Inspire Solutions is pleased to announce its theme for 2016-2017: Resistance. Of course, we mean nonviolent resistance as, in a world that believes so much in violence, what is more threatening to the status quo than the proposal that nonviolence is not only more ethical, but also more effective? While nonviolent action is typically dismissed as naive and linked to passivity and weakness — indeed, the very lack of a word for nonviolence except as something that is is not suggests its marginal role, its supporters argue that nonviolent struggle is rooted in a real understanding of the sources of power in society and argue that the use of violence is actually evidence of weakness. In our next collection, we will examine whether nonviolent resistance has the potential to bring real change and challenge the power of those who rely on the instruments of violence. Our focus goes beyond the traditional idea of mass civil disobedience to include the often small-scale actions of individuals, who resist by becoming conscientious objectors, unarmed bodyguards or by taking actions to draw attention to the more subtle means by which we are encouraged to accept violence.
We are thus interested in receiving submissions that address the following:
- a reflection on the philosophical/religious roots of pacifism or thinking of some of the most influential nonviolent thinkers and activists, including Henry David Thoreau, Leo Tolstoy, Mohandas Gandhi, Martin Luther King, Nelson Mandela, and Gene Sharp
- an analysis of a particular nonviolent campaign or group (including nonviolent resistance to war and militarism, racism, sexism, poverty, etc.) or a nonviolent action, such as conscientious objecting or nonviolent forms of intervention in conflict zones
- a discussion of the limits to the use of force and the potential of nonviolent resistance in our contemporary world
- a look at how artists and members of the gaming community are working to subvert the cultural promotion of violence.
These are just a few ideas, and we welcome yours. Two collections are planned, so our deadlines are in late October and early April; we are flexible on format, seeking both personal reflections, as well as more academic texts, but all should be aimed for a general audience.
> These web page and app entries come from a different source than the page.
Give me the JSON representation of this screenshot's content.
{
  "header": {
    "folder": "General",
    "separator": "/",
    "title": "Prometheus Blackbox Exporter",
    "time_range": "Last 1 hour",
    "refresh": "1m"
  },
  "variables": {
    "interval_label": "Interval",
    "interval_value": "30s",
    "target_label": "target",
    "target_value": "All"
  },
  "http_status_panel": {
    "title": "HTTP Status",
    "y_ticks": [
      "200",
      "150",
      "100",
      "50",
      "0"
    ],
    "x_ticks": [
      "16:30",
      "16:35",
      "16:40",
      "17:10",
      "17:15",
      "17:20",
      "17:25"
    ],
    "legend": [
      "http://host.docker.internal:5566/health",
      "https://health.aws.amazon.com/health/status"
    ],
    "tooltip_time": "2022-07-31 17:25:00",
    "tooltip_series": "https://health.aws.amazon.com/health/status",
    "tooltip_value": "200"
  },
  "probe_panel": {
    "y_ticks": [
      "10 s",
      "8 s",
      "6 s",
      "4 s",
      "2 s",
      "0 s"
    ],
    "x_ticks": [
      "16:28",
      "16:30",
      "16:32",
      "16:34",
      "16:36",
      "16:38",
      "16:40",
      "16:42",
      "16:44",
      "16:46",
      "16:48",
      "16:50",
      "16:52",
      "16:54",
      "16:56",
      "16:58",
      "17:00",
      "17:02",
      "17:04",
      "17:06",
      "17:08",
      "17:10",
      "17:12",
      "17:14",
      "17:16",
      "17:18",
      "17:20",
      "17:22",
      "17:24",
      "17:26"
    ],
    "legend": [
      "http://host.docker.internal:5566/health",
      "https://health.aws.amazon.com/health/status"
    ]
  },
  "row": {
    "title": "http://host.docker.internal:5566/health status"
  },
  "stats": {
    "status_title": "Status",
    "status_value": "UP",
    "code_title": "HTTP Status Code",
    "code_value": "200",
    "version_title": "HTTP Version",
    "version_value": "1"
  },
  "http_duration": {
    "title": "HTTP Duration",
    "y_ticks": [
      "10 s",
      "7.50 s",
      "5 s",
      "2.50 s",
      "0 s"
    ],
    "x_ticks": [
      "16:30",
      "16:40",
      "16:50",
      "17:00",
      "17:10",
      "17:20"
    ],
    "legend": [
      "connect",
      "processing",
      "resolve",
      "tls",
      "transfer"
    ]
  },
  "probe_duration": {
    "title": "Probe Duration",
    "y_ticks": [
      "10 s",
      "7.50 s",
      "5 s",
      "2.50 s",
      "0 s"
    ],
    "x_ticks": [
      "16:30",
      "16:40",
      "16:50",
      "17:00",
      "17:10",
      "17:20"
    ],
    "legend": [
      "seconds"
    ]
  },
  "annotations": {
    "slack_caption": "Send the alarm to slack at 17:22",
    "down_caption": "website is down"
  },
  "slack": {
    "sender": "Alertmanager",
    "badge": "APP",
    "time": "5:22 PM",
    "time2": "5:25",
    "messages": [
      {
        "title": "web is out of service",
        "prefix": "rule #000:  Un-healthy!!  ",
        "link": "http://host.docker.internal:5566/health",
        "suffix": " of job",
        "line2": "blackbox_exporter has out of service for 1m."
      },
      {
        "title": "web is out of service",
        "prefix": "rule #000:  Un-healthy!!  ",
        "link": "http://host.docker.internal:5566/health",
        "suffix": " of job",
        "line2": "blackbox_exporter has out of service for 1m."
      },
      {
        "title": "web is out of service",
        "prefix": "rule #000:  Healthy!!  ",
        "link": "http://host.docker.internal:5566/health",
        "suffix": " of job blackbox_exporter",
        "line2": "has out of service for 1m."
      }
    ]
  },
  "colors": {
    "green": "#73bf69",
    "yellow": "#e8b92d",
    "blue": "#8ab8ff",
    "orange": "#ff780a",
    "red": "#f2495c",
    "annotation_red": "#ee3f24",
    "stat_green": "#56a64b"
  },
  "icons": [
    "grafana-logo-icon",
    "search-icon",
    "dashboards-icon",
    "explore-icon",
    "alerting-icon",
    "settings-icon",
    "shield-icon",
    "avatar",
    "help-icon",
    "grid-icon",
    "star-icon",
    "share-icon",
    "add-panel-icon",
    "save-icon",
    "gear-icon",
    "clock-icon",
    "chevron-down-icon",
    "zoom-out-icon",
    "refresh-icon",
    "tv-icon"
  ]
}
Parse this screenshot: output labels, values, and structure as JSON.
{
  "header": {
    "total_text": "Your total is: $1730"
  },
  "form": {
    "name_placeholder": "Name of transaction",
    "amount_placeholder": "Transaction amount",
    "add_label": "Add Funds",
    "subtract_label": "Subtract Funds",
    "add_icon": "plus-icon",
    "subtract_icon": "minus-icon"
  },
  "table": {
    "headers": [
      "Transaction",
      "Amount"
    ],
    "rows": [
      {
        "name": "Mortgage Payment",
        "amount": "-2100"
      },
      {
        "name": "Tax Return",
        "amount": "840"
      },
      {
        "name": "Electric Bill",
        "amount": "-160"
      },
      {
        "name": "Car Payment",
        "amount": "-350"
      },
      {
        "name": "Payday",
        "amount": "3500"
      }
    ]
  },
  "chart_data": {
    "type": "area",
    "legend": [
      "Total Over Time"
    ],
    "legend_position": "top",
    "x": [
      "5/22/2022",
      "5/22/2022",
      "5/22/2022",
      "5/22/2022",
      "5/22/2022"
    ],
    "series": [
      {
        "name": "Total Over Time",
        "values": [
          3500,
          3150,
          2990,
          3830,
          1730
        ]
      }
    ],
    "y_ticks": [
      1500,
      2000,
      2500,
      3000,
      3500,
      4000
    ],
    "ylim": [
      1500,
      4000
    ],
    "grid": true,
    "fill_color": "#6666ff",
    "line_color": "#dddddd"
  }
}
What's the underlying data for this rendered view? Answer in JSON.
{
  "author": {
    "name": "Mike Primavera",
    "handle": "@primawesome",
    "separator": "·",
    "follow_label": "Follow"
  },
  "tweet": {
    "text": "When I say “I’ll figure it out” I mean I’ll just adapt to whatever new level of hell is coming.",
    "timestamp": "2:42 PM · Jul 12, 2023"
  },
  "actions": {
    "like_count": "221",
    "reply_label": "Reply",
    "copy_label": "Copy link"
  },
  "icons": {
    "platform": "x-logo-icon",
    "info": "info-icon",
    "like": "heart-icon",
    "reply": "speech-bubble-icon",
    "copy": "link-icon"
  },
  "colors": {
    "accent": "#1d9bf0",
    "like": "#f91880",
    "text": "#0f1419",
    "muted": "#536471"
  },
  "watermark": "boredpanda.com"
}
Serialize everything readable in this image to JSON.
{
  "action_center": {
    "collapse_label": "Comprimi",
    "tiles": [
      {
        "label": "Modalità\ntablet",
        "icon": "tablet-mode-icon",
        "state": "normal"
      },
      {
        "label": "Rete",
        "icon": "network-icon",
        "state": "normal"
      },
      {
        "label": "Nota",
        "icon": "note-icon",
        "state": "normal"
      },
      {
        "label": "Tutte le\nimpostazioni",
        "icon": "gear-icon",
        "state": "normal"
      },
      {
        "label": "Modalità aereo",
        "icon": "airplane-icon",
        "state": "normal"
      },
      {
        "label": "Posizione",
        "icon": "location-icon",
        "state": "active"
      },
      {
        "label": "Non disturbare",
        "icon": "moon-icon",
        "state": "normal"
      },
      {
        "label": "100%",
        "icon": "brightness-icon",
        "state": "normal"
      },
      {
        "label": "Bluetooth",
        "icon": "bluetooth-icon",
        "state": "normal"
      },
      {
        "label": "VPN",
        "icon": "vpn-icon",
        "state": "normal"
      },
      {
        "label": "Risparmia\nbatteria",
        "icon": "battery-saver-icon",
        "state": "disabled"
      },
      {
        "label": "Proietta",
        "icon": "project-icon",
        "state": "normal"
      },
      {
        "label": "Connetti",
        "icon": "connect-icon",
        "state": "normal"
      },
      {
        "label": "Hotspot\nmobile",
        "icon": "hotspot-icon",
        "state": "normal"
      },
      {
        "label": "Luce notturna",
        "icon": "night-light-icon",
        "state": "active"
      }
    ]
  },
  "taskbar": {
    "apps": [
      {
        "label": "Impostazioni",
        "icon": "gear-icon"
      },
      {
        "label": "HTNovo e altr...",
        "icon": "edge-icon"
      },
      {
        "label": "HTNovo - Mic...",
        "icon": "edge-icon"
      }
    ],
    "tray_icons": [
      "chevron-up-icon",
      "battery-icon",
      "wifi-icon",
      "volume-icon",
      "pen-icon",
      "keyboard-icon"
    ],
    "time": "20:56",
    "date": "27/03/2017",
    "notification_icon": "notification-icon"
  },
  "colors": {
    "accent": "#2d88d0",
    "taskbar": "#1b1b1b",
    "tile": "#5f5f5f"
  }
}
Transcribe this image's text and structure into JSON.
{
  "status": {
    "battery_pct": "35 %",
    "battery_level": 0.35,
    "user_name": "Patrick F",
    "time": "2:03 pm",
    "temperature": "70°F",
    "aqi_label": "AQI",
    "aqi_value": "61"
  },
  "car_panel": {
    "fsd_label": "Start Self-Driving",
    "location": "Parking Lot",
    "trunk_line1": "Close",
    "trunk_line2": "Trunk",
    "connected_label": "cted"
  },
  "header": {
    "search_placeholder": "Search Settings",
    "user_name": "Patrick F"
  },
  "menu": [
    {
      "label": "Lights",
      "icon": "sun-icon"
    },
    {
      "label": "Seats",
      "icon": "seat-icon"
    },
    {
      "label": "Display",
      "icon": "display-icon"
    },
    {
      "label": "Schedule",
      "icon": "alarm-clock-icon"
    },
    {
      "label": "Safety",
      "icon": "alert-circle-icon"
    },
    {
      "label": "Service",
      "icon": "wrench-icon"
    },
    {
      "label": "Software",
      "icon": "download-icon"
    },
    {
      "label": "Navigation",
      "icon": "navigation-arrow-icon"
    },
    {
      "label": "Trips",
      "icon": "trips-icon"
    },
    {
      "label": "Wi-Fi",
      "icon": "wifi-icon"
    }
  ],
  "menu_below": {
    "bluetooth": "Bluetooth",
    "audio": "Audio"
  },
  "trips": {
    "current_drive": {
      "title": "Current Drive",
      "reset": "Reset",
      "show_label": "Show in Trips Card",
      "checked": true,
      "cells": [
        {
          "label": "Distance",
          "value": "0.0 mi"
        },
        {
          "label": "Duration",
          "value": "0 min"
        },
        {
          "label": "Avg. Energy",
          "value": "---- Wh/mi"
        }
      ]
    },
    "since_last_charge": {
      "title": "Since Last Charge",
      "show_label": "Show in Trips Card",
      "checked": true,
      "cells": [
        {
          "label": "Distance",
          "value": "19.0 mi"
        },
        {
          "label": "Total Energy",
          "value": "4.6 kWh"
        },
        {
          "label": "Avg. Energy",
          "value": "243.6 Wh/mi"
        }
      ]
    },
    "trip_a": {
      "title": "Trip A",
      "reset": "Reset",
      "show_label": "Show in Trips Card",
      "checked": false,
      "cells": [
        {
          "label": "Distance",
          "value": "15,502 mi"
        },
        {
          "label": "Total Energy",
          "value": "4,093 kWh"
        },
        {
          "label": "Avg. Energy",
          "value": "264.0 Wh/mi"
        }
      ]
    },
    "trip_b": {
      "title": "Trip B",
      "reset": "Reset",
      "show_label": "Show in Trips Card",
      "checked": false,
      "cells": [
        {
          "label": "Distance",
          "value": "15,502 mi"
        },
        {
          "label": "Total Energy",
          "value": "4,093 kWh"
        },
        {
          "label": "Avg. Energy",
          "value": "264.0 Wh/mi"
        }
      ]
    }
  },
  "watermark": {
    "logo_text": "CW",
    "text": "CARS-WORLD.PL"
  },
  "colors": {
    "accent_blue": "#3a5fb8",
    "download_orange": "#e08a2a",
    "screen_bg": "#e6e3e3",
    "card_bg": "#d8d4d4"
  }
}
We post both original and previously-written texts, as long as all copyright requirements are met. With over 50 articles in our collection, Inspire Solutions offers an interesting pedagogical resource for college-level students, with many texts ideal for launching classroom discussions. If you are interested in contributing to our next collection of articles or simply have a query, then send an email to Inspire Solutions editor, Pat Romano, at firstname.lastname@example.org.